Daily meals served at school are widely recognised as a good way to bring youngsters to the classroom – helping them to begin carving a brighter future for themselves. Agness Chilima volunteers her time at Chimbewa school to serve porridge to the learners and her children who also attend the school. She also chairs the school’s porridge committee.
She says: “Since Mary's Meals introduced porridge to this school, most students no longer miss classes. They perform well in class and progress to secondary school. Previously, when there was no porridge, students were not motivated to come to school and some dropped out.
“The porridge served here at school has benefited my children. One is still studying here, and the other has graduated from secondary school after eating porridge from Standard 1 to Standard 8.”
International Day of the Girl Child
Meanwhile, on International Day of the Girl Child, learners and teachers called attention to the plight of young girls around the world. Elisa, a Chiwambo Primary School student, and Cecelia Yasin, a volunteer at the school, both had important messages to share.
Elisa dreams of becoming a nurse and has enjoyed Mary’s Meals at school since she enrolled a few years ago. Elisa explains the many hurdles she and other young girls in her area are currently confronted with.
“Young girls in our community face numerous challenges. Girls lack confidence because we are perceived as having less value and we are sometimes forced to miss school to assist with household chores. Despite all these obstacles, I look forward to coming to school every day because of the porridge. When there is no food at home, the porridge keeps me from feeling hungry in class. I participate in class, pay attention and do well.”
Marriage under the age of 18 in Malawi is illegal, but it persists – an estimated 46% of girls are married before they turn 18 and 9% before 15 years old.
Cecelia Yasin, who serves these life-changing meals to Elisa and her classmates at Chiwambo, said large numbers of girls now complete their primary school education compared to the years preceding the arrival of Mary’s Meals.
She says: “The majority of girls in this community face various challenges. When their parents are away, some girls are left to look after the household. Most families are unable to provide food and necessities for their children and young girls see marriage as an immediate means of meeting their needs.

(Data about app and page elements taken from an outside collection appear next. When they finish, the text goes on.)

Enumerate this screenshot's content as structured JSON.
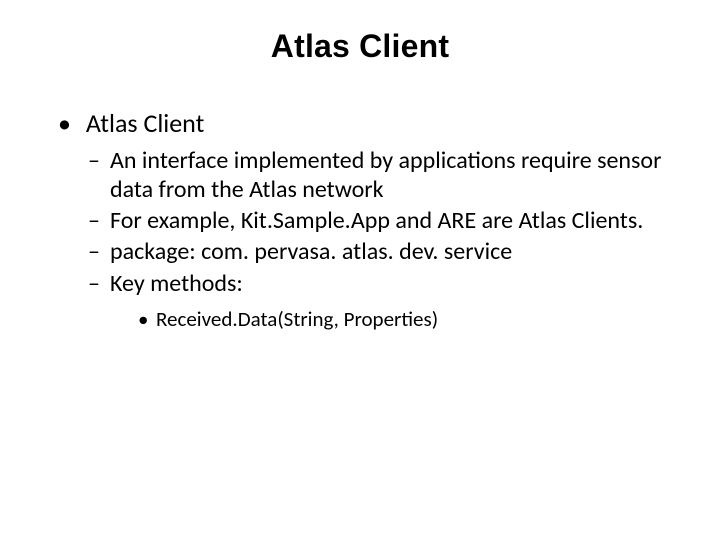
{
  "title": "Atlas Client",
  "bullets": {
    "l1": "Atlas Client",
    "l2": {
      "a": "An interface implemented by applications require sensor data from the Atlas network",
      "b": "For example, Kit.Sample.App and ARE are Atlas Clients.",
      "c": "package: com. pervasa. atlas. dev. service",
      "d": "Key methods:"
    },
    "l3": {
      "a": "Received.Data(String, Properties)"
    }
  }
}
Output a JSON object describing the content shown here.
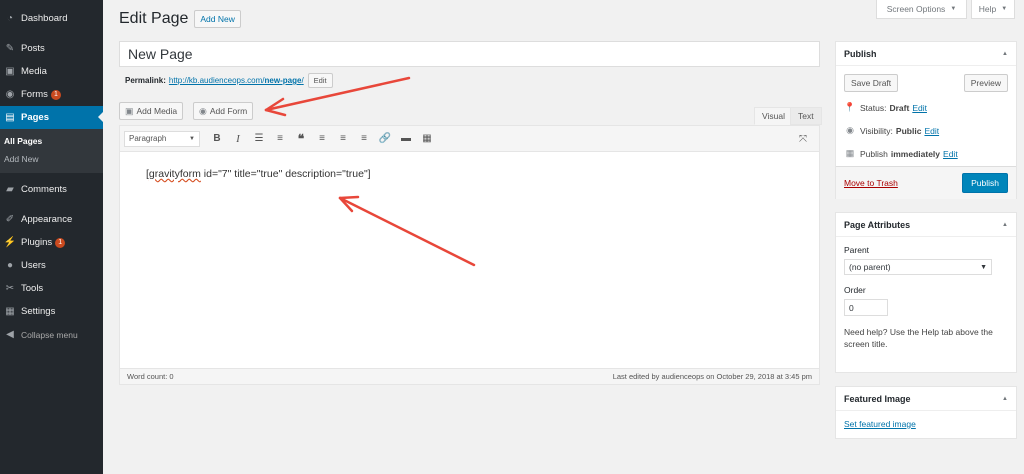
{
  "sidebar": {
    "items": [
      {
        "label": "Dashboard",
        "icon": "dashboard-icon",
        "glyph": "◔"
      },
      {
        "label": "Posts",
        "icon": "pin-icon",
        "glyph": "✎"
      },
      {
        "label": "Media",
        "icon": "media-icon",
        "glyph": "▣"
      },
      {
        "label": "Forms",
        "icon": "forms-icon",
        "glyph": "◉",
        "badge": "1"
      },
      {
        "label": "Pages",
        "icon": "pages-icon",
        "glyph": "▤"
      },
      {
        "label": "Comments",
        "icon": "comments-icon",
        "glyph": "▰"
      },
      {
        "label": "Appearance",
        "icon": "appearance-icon",
        "glyph": "✐"
      },
      {
        "label": "Plugins",
        "icon": "plugins-icon",
        "glyph": "⚡",
        "badge": "1"
      },
      {
        "label": "Users",
        "icon": "users-icon",
        "glyph": "●"
      },
      {
        "label": "Tools",
        "icon": "tools-icon",
        "glyph": "✂"
      },
      {
        "label": "Settings",
        "icon": "settings-icon",
        "glyph": "▦"
      }
    ],
    "submenu": [
      "All Pages",
      "Add New"
    ],
    "collapse_label": "Collapse menu"
  },
  "top": {
    "screen_options": "Screen Options",
    "help": "Help"
  },
  "header": {
    "title": "Edit Page",
    "add_new": "Add New"
  },
  "post": {
    "title": "New Page",
    "permalink_label": "Permalink:",
    "permalink_base": "http://kb.audienceops.com/",
    "permalink_slug": "new-page",
    "permalink_end": "/",
    "edit_label": "Edit"
  },
  "editor": {
    "add_media": "Add Media",
    "add_form": "Add Form",
    "tab_visual": "Visual",
    "tab_text": "Text",
    "format_value": "Paragraph",
    "content_word": "gravityform",
    "content_rest": " id=\"7\" title=\"true\" description=\"true\"]",
    "content_bracket": "[",
    "word_count": "Word count: 0",
    "last_edited": "Last edited by audienceops on October 29, 2018 at 3:45 pm"
  },
  "publish": {
    "title": "Publish",
    "save_draft": "Save Draft",
    "preview": "Preview",
    "status_label": "Status:",
    "status_value": "Draft",
    "visibility_label": "Visibility:",
    "visibility_value": "Public",
    "publish_label": "Publish",
    "publish_value": "immediately",
    "edit_link": "Edit",
    "trash": "Move to Trash",
    "publish_button": "Publish"
  },
  "page_attributes": {
    "title": "Page Attributes",
    "parent_label": "Parent",
    "parent_value": "(no parent)",
    "order_label": "Order",
    "order_value": "0",
    "help_text": "Need help? Use the Help tab above the screen title."
  },
  "featured_image": {
    "title": "Featured Image",
    "link": "Set featured image"
  },
  "colors": {
    "sidebar_bg": "#23282d",
    "accent": "#0073aa",
    "primary_button": "#0085ba",
    "badge": "#ca4a1f",
    "annotation_arrow": "#e8473a",
    "trash_link": "#aa0000"
  }
}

“With porridge, young girls are attracted to come to school and remain in school because they have an assurance of a meal – even if they leave home without eating anything. Most girls are now completing primary school unlike in the past when there was no porridge at school.”